▶ Your instructions:
Gather the lines below that include the string "heading", copying each in full.
==================================================
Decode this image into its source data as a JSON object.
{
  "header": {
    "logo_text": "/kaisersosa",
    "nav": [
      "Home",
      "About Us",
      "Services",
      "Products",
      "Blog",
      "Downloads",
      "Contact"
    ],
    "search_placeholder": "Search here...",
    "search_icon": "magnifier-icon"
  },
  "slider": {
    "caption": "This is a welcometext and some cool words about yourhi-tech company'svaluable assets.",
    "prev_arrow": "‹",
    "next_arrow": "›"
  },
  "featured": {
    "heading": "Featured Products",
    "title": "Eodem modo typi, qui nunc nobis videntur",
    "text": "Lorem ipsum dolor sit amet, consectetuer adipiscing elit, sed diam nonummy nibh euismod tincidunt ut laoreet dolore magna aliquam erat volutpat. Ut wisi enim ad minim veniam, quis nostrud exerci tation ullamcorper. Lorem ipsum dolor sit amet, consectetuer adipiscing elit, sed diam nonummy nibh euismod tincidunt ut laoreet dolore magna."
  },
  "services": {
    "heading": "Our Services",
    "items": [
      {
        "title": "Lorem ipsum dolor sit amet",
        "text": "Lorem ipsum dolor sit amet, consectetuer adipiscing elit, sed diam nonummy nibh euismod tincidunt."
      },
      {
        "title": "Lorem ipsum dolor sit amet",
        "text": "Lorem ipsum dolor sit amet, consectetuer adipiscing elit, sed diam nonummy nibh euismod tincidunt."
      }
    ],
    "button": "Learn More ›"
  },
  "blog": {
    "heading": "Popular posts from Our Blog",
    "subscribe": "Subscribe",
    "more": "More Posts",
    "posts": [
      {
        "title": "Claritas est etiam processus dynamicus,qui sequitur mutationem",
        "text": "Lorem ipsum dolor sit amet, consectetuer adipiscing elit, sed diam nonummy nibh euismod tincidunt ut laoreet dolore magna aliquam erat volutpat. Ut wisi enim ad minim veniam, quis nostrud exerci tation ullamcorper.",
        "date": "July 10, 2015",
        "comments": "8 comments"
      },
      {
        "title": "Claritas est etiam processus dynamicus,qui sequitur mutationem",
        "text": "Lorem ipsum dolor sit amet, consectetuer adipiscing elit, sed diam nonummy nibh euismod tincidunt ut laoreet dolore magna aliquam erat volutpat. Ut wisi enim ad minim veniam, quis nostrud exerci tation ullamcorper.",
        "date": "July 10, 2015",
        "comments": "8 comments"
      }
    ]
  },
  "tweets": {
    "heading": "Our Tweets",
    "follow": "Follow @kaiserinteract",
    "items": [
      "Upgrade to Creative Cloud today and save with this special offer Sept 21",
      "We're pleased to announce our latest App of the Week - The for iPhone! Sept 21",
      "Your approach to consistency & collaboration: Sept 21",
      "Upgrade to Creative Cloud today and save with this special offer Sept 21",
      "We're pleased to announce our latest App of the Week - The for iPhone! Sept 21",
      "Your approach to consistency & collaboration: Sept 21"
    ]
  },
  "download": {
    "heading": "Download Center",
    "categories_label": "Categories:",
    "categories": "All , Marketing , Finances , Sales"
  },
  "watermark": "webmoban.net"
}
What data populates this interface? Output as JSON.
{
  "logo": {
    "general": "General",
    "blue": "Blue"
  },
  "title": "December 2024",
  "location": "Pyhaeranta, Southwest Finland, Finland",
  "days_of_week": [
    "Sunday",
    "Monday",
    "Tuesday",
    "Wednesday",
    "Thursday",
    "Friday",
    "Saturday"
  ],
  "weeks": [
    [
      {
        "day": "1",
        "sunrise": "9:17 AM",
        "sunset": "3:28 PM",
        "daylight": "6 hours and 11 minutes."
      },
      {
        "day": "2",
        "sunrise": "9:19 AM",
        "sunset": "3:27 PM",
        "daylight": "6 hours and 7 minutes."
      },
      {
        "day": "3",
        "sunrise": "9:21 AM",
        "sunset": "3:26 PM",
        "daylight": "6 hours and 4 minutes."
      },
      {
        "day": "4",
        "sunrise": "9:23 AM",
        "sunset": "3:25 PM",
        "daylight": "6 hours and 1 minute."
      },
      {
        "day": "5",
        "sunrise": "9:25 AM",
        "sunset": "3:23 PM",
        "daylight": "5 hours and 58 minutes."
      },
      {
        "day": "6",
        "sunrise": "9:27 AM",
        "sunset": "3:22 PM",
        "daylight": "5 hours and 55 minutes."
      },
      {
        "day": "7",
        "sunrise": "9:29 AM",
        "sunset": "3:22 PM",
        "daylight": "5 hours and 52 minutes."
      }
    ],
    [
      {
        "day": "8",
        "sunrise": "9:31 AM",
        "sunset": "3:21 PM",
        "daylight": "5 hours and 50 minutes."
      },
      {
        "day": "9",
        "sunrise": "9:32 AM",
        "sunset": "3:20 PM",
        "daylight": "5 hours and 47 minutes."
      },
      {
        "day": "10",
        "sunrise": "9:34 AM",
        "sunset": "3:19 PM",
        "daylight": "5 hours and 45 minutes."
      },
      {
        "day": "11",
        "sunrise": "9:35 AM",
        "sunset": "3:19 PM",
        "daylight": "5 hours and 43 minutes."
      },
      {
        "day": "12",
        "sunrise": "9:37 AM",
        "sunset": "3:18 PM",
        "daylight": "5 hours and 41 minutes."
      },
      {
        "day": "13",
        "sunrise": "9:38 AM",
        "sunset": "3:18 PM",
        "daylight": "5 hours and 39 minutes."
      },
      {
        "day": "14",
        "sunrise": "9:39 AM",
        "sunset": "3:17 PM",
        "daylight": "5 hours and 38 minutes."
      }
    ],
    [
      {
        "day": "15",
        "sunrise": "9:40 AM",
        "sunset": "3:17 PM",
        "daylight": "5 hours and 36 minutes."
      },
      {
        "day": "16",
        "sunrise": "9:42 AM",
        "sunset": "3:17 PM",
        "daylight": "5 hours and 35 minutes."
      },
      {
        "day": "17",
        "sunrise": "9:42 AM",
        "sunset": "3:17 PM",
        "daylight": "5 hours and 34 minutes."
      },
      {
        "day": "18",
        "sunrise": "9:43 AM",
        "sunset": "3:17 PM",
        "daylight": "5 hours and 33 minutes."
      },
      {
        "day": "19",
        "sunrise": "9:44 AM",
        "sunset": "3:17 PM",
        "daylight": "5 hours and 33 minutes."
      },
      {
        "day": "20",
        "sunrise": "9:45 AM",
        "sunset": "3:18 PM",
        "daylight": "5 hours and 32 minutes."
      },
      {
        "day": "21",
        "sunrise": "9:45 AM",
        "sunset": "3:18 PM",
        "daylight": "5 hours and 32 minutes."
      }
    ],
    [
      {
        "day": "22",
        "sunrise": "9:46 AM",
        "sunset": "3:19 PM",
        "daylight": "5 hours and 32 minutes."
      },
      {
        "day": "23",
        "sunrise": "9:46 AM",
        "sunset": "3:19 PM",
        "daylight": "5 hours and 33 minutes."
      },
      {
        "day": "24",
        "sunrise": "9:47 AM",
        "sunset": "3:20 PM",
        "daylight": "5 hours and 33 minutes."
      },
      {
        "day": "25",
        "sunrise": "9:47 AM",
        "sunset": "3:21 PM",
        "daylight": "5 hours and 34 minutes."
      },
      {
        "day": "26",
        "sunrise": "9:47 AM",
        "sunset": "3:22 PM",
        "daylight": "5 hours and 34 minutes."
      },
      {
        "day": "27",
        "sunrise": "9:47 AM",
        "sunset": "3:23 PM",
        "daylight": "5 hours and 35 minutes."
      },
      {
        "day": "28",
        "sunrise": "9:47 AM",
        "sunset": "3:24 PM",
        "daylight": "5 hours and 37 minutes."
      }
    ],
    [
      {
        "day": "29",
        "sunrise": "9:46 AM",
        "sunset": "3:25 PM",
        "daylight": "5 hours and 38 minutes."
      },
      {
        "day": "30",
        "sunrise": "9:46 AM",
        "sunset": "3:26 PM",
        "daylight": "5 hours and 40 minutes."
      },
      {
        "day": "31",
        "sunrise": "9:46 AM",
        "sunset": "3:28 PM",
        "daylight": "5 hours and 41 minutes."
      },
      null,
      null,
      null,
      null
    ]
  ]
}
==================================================
▶ Solution to this task:
    "heading": "Featured Products",
    "heading": "Our Services",
    "heading": "Popular posts from Our Blog",
    "heading": "Our Tweets",
    "heading": "Download Center",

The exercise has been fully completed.